> _Exercise details_
Retype the listing exactly. Leave out the images.
[Start of Attachment]
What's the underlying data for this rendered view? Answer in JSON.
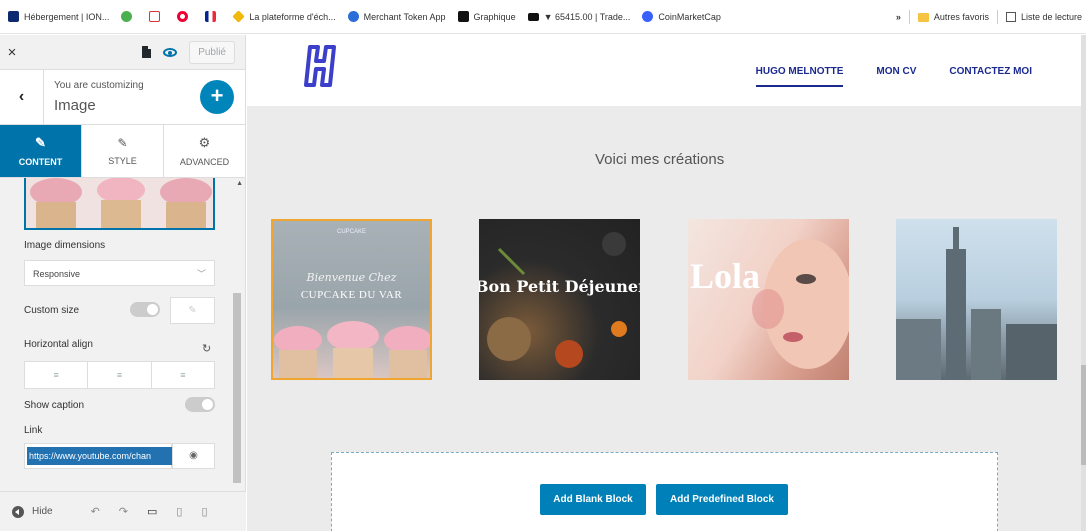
{
  "bookmarks": [
    {
      "label": "Hébergement | ION...",
      "icon": "ionos-icon",
      "color": "#0b2a6f"
    },
    {
      "label": "",
      "icon": "leaf-icon",
      "color": "#4caf50"
    },
    {
      "label": "",
      "icon": "spark-icon",
      "color": "#d33"
    },
    {
      "label": "",
      "icon": "opera-icon",
      "color": "#e03"
    },
    {
      "label": "",
      "icon": "flag-fr-icon",
      "color": "#002395"
    },
    {
      "label": "La plateforme d'éch...",
      "icon": "diamond-icon",
      "color": "#f0b90b"
    },
    {
      "label": "Merchant Token App",
      "icon": "merchant-icon",
      "color": "#2b6ed7"
    },
    {
      "label": "Graphique",
      "icon": "tradingview-icon",
      "color": "#111"
    },
    {
      "label": "▼ 65415.00 | Trade...",
      "icon": "trade-icon",
      "color": "#111"
    },
    {
      "label": "CoinMarketCap",
      "icon": "cmc-icon",
      "color": "#3861fb"
    }
  ],
  "bookmarks_right": {
    "more": "»",
    "other": "Autres favoris",
    "reading": "Liste de lecture"
  },
  "customizer": {
    "close": "×",
    "publish_label": "Publié",
    "you_are_customizing": "You are customizing",
    "current": "Image",
    "back": "‹",
    "add": "+",
    "tabs": [
      {
        "label": "CONTENT",
        "icon": "✎",
        "active": true
      },
      {
        "label": "STYLE",
        "icon": "🖌",
        "active": false
      },
      {
        "label": "ADVANCED",
        "icon": "⚙",
        "active": false
      }
    ],
    "image_dimensions_label": "Image dimensions",
    "image_dimensions_value": "Responsive",
    "custom_size_label": "Custom size",
    "horizontal_align_label": "Horizontal align",
    "show_caption_label": "Show caption",
    "link_label": "Link",
    "link_value": "https://www.youtube.com/chan",
    "hide_label": "Hide"
  },
  "site": {
    "nav": [
      {
        "label": "HUGO MELNOTTE",
        "active": true
      },
      {
        "label": "MON CV",
        "active": false
      },
      {
        "label": "CONTACTEZ MOI",
        "active": false
      }
    ],
    "section_title": "Voici mes créations",
    "gallery": [
      {
        "small": "CUPCAKE",
        "script": "Bienvenue Chez",
        "title": "CUPCAKE DU VAR"
      },
      {
        "title": "Bon Petit Déjeuner"
      },
      {
        "title": "Lola"
      },
      {
        "title": ""
      }
    ],
    "add_blank_block": "Add Blank Block",
    "add_predefined_block": "Add Predefined Block"
  },
  "colors": {
    "accent": "#0073aa",
    "brand_blue": "#1b2a8f",
    "button_blue": "#0080b8",
    "selected_border": "#f0a530"
  }
}
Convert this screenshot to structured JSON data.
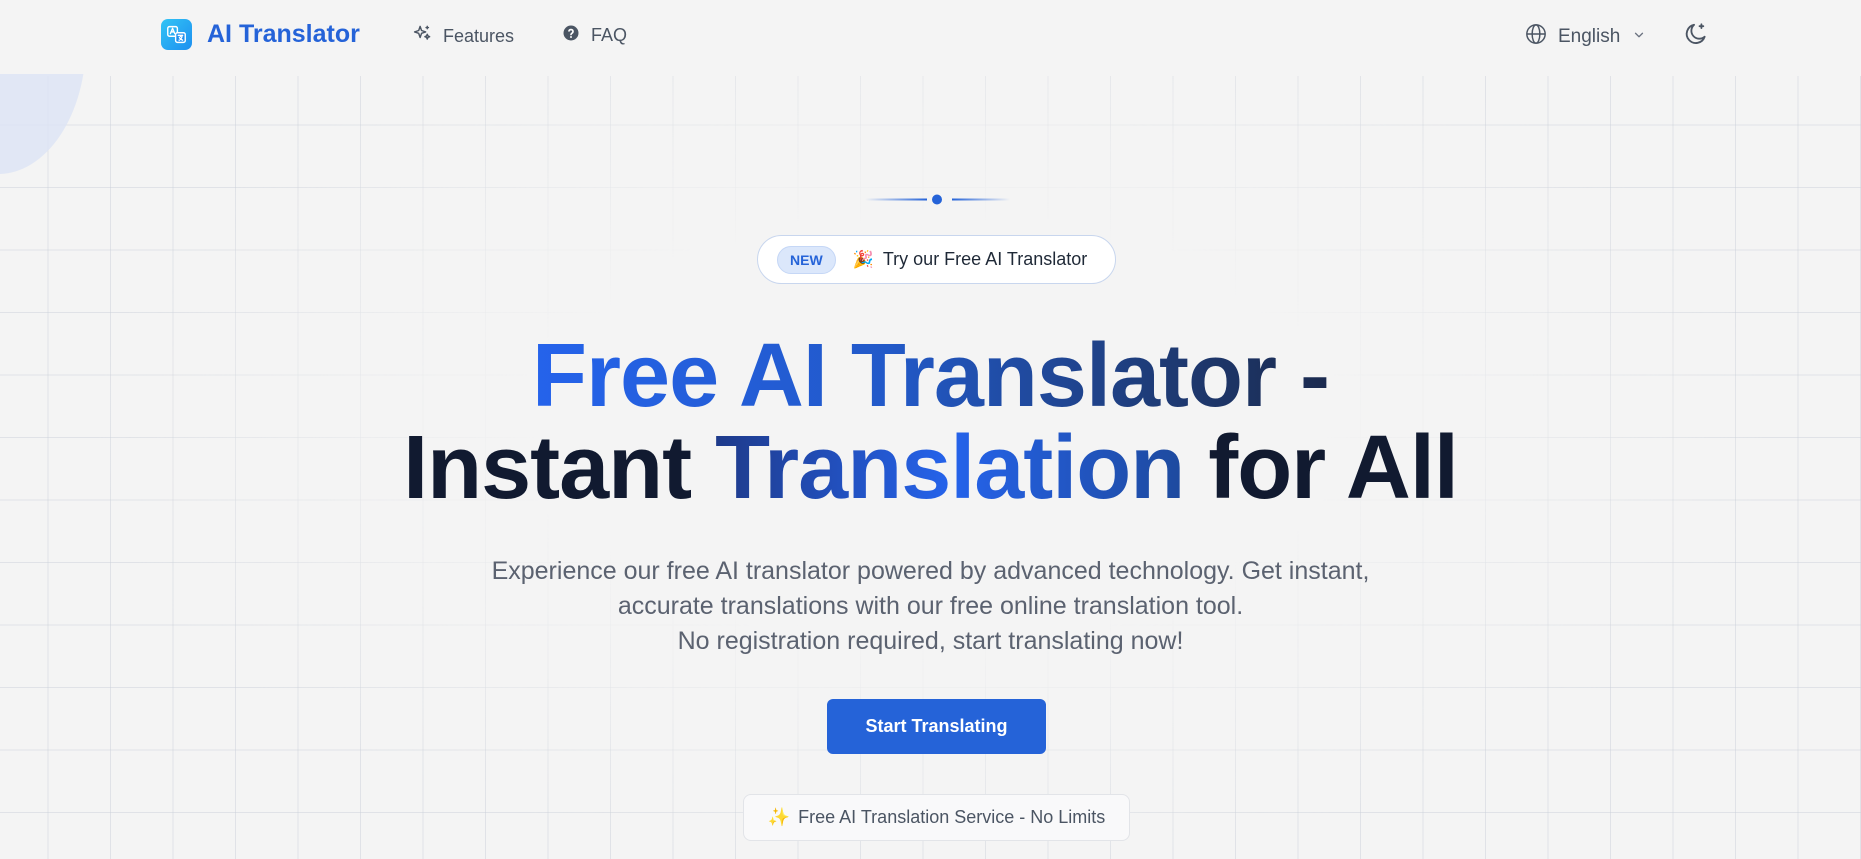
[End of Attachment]
> _Solved exercise_
What's the underlying data for this rendered view? Answer in JSON.
{
  "bookmarks": [
    {
      "label": "Hébergement | ION...",
      "icon": "ionos-icon",
      "color": "#0b2a6f"
    },
    {
      "label": "",
      "icon": "leaf-icon",
      "color": "#4caf50"
    },
    {
      "label": "",
      "icon": "spark-icon",
      "color": "#d33"
    },
    {
      "label": "",
      "icon": "opera-icon",
      "color": "#e03"
    },
    {
      "label": "",
      "icon": "flag-fr-icon",
      "color": "#002395"
    },
    {
      "label": "La plateforme d'éch...",
      "icon": "diamond-icon",
      "color": "#f0b90b"
    },
    {
      "label": "Merchant Token App",
      "icon": "merchant-icon",
      "color": "#2b6ed7"
    },
    {
      "label": "Graphique",
      "icon": "tradingview-icon",
      "color": "#111"
    },
    {
      "label": "▼ 65415.00 | Trade...",
      "icon": "trade-icon",
      "color": "#111"
    },
    {
      "label": "CoinMarketCap",
      "icon": "cmc-icon",
      "color": "#3861fb"
    }
  ],
  "bookmarks_right": {
    "more": "»",
    "other": "Autres favoris",
    "reading": "Liste de lecture"
  },
  "customizer": {
    "close": "×",
    "publish_label": "Publié",
    "you_are_customizing": "You are customizing",
    "current": "Image",
    "back": "‹",
    "add": "+",
    "tabs": [
      {
        "label": "CONTENT",
        "icon": "✎",
        "active": true
      },
      {
        "label": "STYLE",
        "icon": "🖌",
        "active": false
      },
      {
        "label": "ADVANCED",
        "icon": "⚙",
        "active": false
      }
    ],
    "image_dimensions_label": "Image dimensions",
    "image_dimensions_value": "Responsive",
    "custom_size_label": "Custom size",
    "horizontal_align_label": "Horizontal align",
    "show_caption_label": "Show caption",
    "link_label": "Link",
    "link_value": "https://www.youtube.com/chan",
    "hide_label": "Hide"
  },
  "site": {
    "nav": [
      {
        "label": "HUGO MELNOTTE",
        "active": true
      },
      {
        "label": "MON CV",
        "active": false
      },
      {
        "label": "CONTACTEZ MOI",
        "active": false
      }
    ],
    "section_title": "Voici mes créations",
    "gallery": [
      {
        "small": "CUPCAKE",
        "script": "Bienvenue Chez",
        "title": "CUPCAKE DU VAR"
      },
      {
        "title": "Bon Petit Déjeuner"
      },
      {
        "title": "Lola"
      },
      {
        "title": ""
      }
    ],
    "add_blank_block": "Add Blank Block",
    "add_predefined_block": "Add Predefined Block"
  },
  "colors": {
    "accent": "#0073aa",
    "brand_blue": "#1b2a8f",
    "button_blue": "#0080b8",
    "selected_border": "#f0a530"
  }
}
Convert this screenshot to structured JSON data.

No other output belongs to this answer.